How can computers imitate humans, according to Turing? The imitation game (which came to be called the Turing test) simply asks whether, in a conversational exchange using text (that is, an exchange in which the participants are hidden from each other), a sufficiently sophisticated computer can be distinguished from a human. If a questioner gets lucid, human-sounding answers from the computer, and believes the computer is in fact a human typing in answers from another room, then the test has been passed. (Incidentally, the converse of the Turing test is easy. Simply ask it to calculate the cube root of 12 out to 10 significant figures. If the answer is almost immediate, you are talking to a computer.) 

There are those who claim that today’s chatbots have passed the Turing test. Most famously, a computer program known as “Eugene Goostman” purportedly passed. One posted subtitle claiming this reads, “‘Eugene Goostman’ fools 33% of interrogators into thinking it is human, in what is seen as a milestone in artificial intelligence.”

But those making a test often cheat to tweak the outcome. That’s what Goostman’s programmers did. Goostman supposedly was a Ukrainian, which meant English was not his first language, so his poor grammar could be excused. He was supposedly a teenager, so any lack of depth of understanding could be chalked up to his naïve intellect. Likewise, his tendency to be silly and deflect questions could be considered typical teenage behavior. In short, Goostman’s software character was gamed to pass the Turing test.

Here are a couple of examples of an exchange between Goostman and his questioner. Goostman is first asked a question proposed in the first line of the lyrics of the song “Close to You,” popularized by the Carpenters:

Questioner: Why do birds suddenly appear?

Goostman: Just because 2 plus 2 is 5! By the way, what’s your occupation? I mean — could you tell me about your work?

We see here an often-used cheat in chatbots. If an answer is not known, the chatbot responds with an unrelated question to derail the conversation’s direction. 

Here’s another exchange with Eugene Goostman:

Questioner: It is ok, I get sick of sick people. How is your stomach feeling today? Is it upset maybe?

Goostman: I think you can’t smile at all. I bet you work in a funeral agency.

As you can see, Goostman’s answers here are elusively non-responsive.  

Gamed by Programmers

Selmer Bringsjord correctly notes the Turing test is gamed by programmers. “Gamed” here is a nice word for being an elusive cheat.

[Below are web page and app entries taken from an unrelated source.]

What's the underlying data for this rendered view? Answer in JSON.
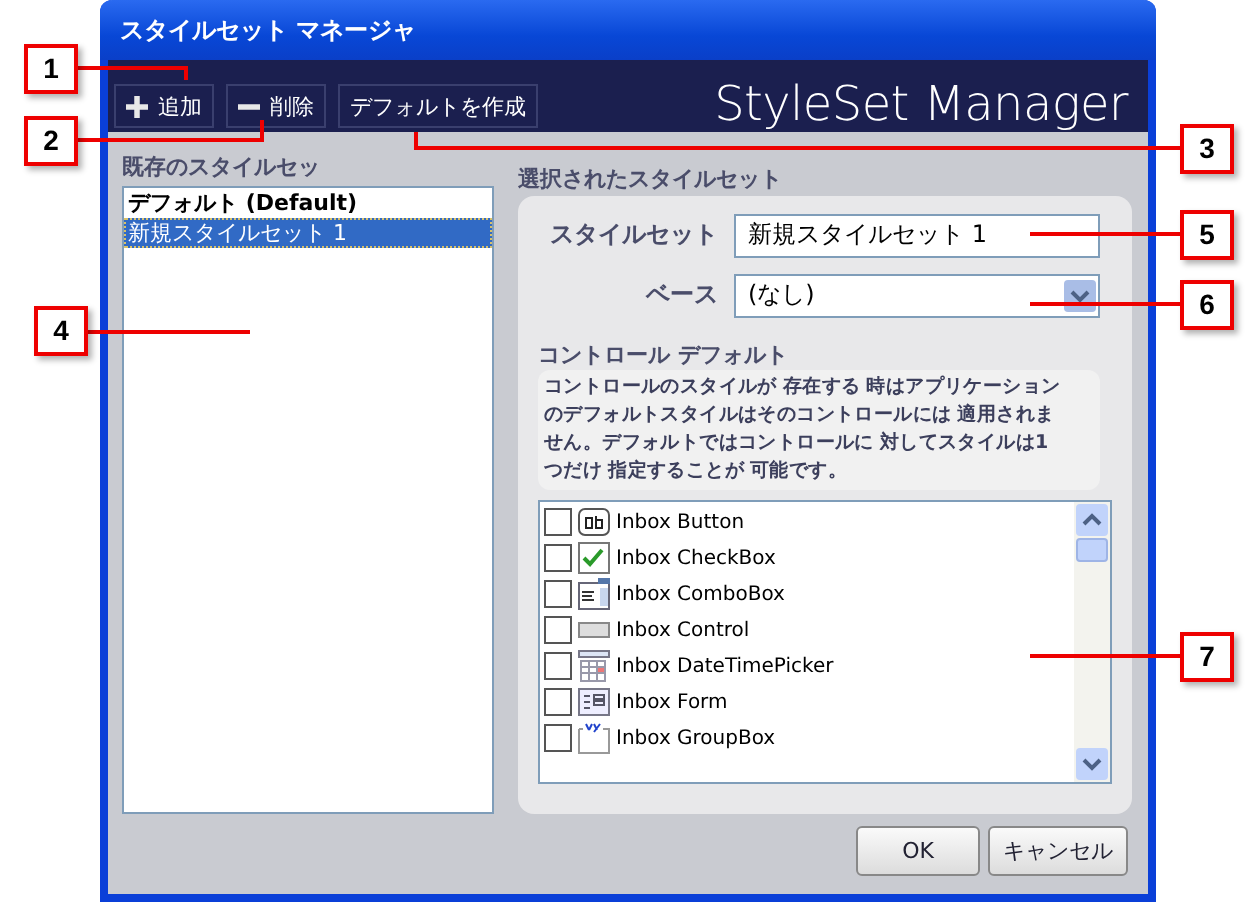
{
  "window": {
    "title": "スタイルセット マネージャ"
  },
  "toolbar": {
    "buttons": [
      {
        "kind": "add",
        "label": "追加"
      },
      {
        "kind": "remove",
        "label": "削除"
      },
      {
        "kind": "plain",
        "label": "デフォルトを作成"
      }
    ],
    "brand": "StyleSet Manager"
  },
  "existing": {
    "label": "既存のスタイルセッ",
    "items": [
      {
        "label": "デフォルト (Default)",
        "bold": true,
        "selected": false
      },
      {
        "label": "新規スタイルセット 1",
        "bold": false,
        "selected": true
      }
    ]
  },
  "selected_set": {
    "label": "選択されたスタイルセット",
    "styleset_label": "スタイルセット",
    "styleset_value": "新規スタイルセット 1",
    "base_label": "ベース",
    "base_value": "(なし)"
  },
  "control_defaults": {
    "label": "コントロール デフォルト",
    "description": "コントロールのスタイルが 存在する 時はアプリケーションのデフォルトスタイルはそのコントロールには 適用されません。デフォルトではコントロールに 対してスタイルは1つだけ 指定することが 可能です。",
    "items": [
      {
        "kind": "button",
        "label": "Inbox Button",
        "checked": false
      },
      {
        "kind": "checkbox",
        "label": "Inbox CheckBox",
        "checked": false
      },
      {
        "kind": "combobox",
        "label": "Inbox ComboBox",
        "checked": false
      },
      {
        "kind": "control",
        "label": "Inbox Control",
        "checked": false
      },
      {
        "kind": "datetime",
        "label": "Inbox DateTimePicker",
        "checked": false
      },
      {
        "kind": "form",
        "label": "Inbox Form",
        "checked": false
      },
      {
        "kind": "groupbox",
        "label": "Inbox GroupBox",
        "checked": false
      }
    ]
  },
  "buttons": [
    "OK",
    "キャンセル"
  ],
  "callouts": [
    "1",
    "2",
    "3",
    "5",
    "6",
    "4",
    "7"
  ]
}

As Bringsjord writes, “Though progress toward Turing’s dream is being made, it’s coming only on the strength of clever but shallow trickery.”

When gaming the system, chatbots can deflect detection by answering questions with other questions, giving evasive answers, or admitting ignorance. They display general intellectual shallowness as regards creativity and depth of understanding.

Goostman answered questions with questions like, “By the way, what’s your occupation?” He also tried to change topics with conversational whiplash responses like “I bet you work in a funeral agency.” These are examples of the “clever but shallow trickery” Bringsjord criticized.

What, then, do Turing tests prove? Only that clever programmers can trick gullible or uninitiated people into believing they’re interacting with a human. Mistaking something for human does not make it human. Programming to shallowly mimic thought is not the same thing as thinking. Rambling randomness (such as the change-of-topic questions Goostman spit out) does not display creativity. 

“I propose to consider the question, ‘Can machines think?’” Turing said. Ironically, Turing not only failed in his attempt to show that machines can be conversationally creative, but also developed computer science that shows humans are non-computable.